▽
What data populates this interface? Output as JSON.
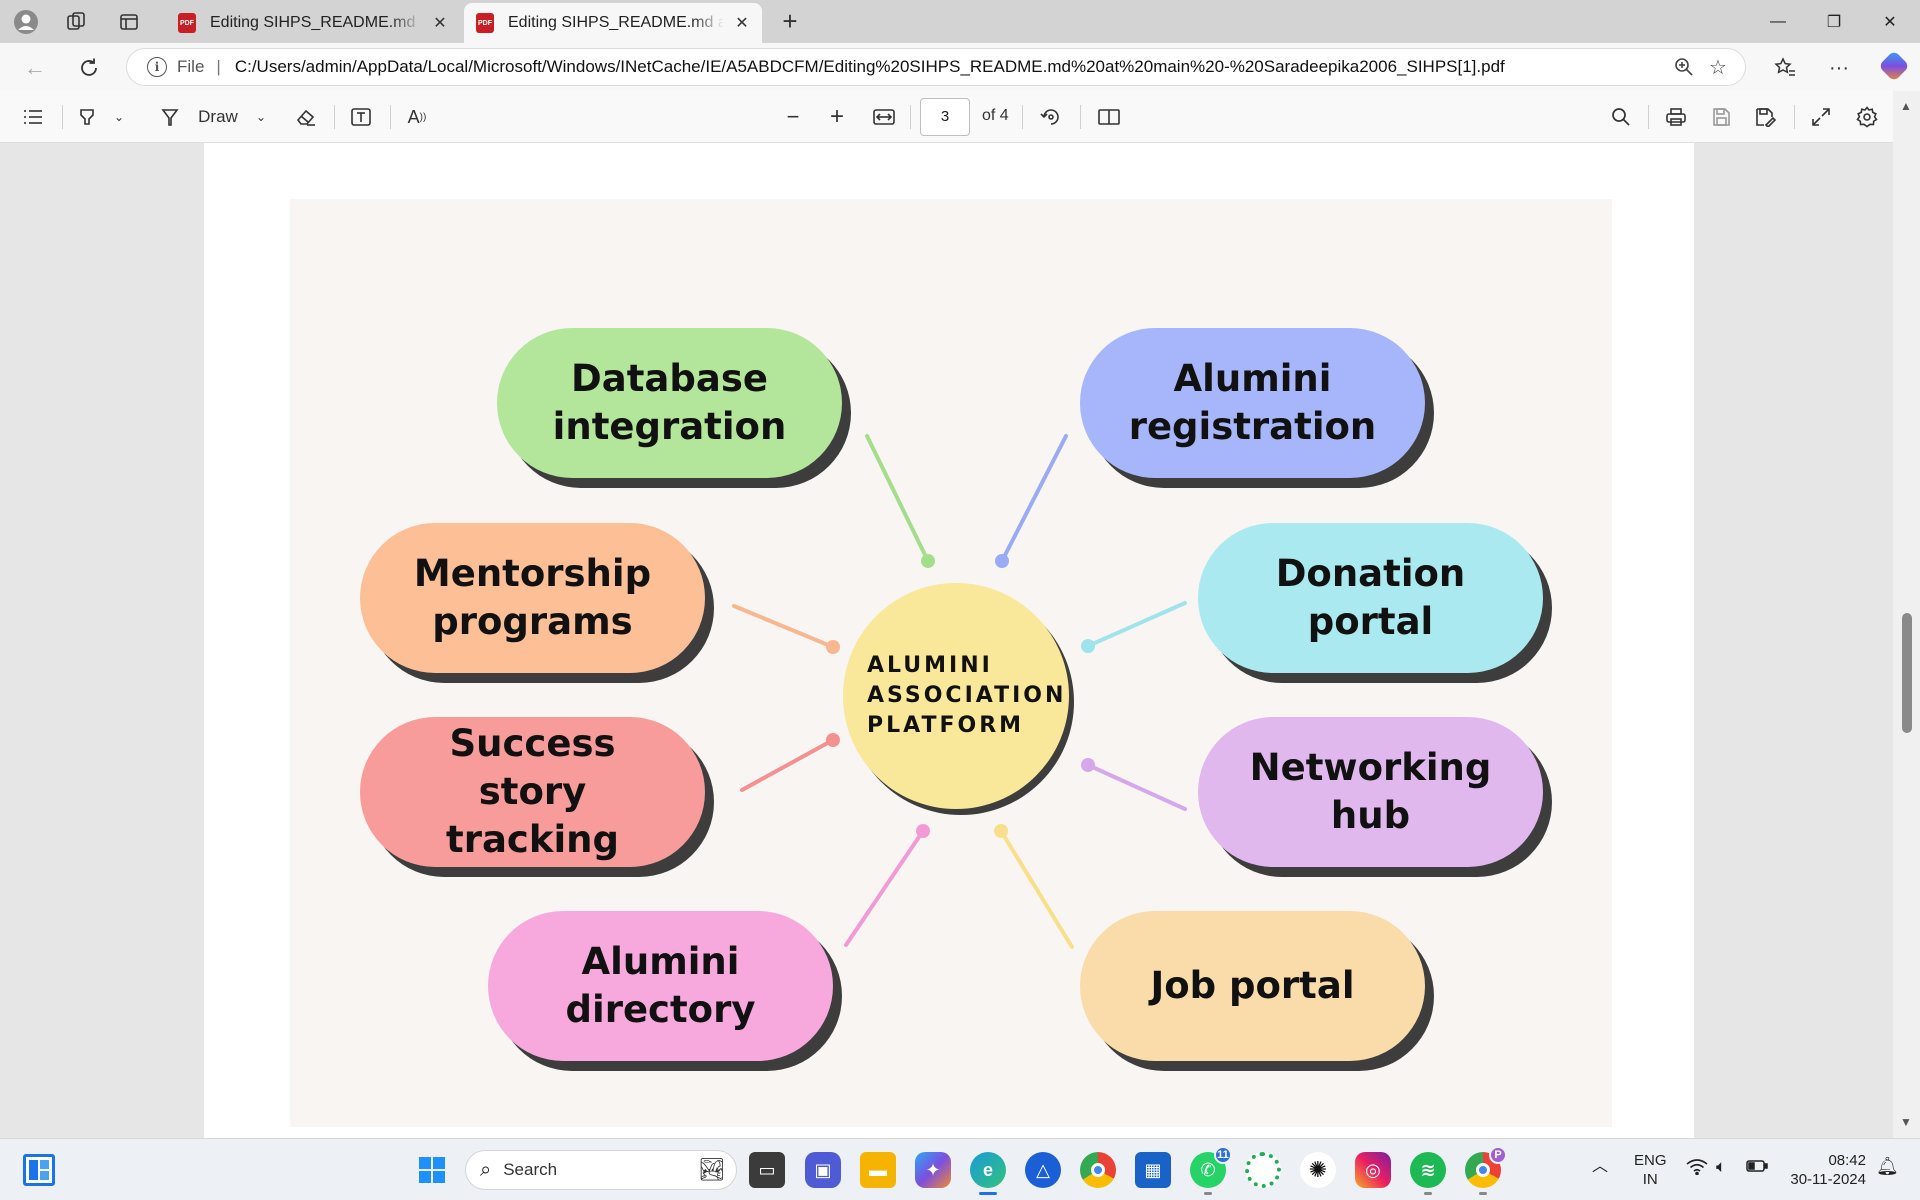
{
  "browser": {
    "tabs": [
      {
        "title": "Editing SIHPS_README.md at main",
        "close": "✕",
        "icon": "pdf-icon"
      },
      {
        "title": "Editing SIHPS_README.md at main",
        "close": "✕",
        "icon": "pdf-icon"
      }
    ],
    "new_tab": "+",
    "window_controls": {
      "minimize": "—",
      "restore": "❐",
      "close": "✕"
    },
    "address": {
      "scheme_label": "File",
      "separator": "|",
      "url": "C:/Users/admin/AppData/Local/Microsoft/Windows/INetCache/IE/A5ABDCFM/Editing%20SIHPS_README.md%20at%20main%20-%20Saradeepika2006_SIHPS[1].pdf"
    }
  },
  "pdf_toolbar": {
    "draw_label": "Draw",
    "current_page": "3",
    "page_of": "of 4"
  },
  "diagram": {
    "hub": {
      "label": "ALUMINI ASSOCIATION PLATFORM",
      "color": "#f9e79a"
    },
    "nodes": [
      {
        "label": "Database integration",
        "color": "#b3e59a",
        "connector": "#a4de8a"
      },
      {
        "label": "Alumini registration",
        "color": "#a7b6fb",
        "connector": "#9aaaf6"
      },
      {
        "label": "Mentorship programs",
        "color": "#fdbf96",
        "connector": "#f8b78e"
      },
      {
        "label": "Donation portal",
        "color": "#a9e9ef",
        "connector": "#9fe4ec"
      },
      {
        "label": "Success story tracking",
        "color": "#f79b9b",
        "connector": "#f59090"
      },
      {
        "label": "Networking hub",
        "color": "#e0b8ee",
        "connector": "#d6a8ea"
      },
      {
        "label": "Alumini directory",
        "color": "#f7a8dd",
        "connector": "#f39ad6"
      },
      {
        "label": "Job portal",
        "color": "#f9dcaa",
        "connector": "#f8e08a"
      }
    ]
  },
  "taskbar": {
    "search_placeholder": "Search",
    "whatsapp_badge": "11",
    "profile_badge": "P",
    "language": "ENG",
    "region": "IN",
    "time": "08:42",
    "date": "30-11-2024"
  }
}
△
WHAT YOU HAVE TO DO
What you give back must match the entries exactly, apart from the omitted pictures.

TASK SOLUTION
What data populates this interface? Output as JSON.
{
  "browser": {
    "tabs": [
      {
        "title": "Editing SIHPS_README.md at main",
        "close": "✕",
        "icon": "pdf-icon"
      },
      {
        "title": "Editing SIHPS_README.md at main",
        "close": "✕",
        "icon": "pdf-icon"
      }
    ],
    "new_tab": "+",
    "window_controls": {
      "minimize": "—",
      "restore": "❐",
      "close": "✕"
    },
    "address": {
      "scheme_label": "File",
      "separator": "|",
      "url": "C:/Users/admin/AppData/Local/Microsoft/Windows/INetCache/IE/A5ABDCFM/Editing%20SIHPS_README.md%20at%20main%20-%20Saradeepika2006_SIHPS[1].pdf"
    }
  },
  "pdf_toolbar": {
    "draw_label": "Draw",
    "current_page": "3",
    "page_of": "of 4"
  },
  "diagram": {
    "hub": {
      "label": "ALUMINI ASSOCIATION PLATFORM",
      "color": "#f9e79a"
    },
    "nodes": [
      {
        "label": "Database integration",
        "color": "#b3e59a",
        "connector": "#a4de8a"
      },
      {
        "label": "Alumini registration",
        "color": "#a7b6fb",
        "connector": "#9aaaf6"
      },
      {
        "label": "Mentorship programs",
        "color": "#fdbf96",
        "connector": "#f8b78e"
      },
      {
        "label": "Donation portal",
        "color": "#a9e9ef",
        "connector": "#9fe4ec"
      },
      {
        "label": "Success story tracking",
        "color": "#f79b9b",
        "connector": "#f59090"
      },
      {
        "label": "Networking hub",
        "color": "#e0b8ee",
        "connector": "#d6a8ea"
      },
      {
        "label": "Alumini directory",
        "color": "#f7a8dd",
        "connector": "#f39ad6"
      },
      {
        "label": "Job portal",
        "color": "#f9dcaa",
        "connector": "#f8e08a"
      }
    ]
  },
  "taskbar": {
    "search_placeholder": "Search",
    "whatsapp_badge": "11",
    "profile_badge": "P",
    "language": "ENG",
    "region": "IN",
    "time": "08:42",
    "date": "30-11-2024"
  }
}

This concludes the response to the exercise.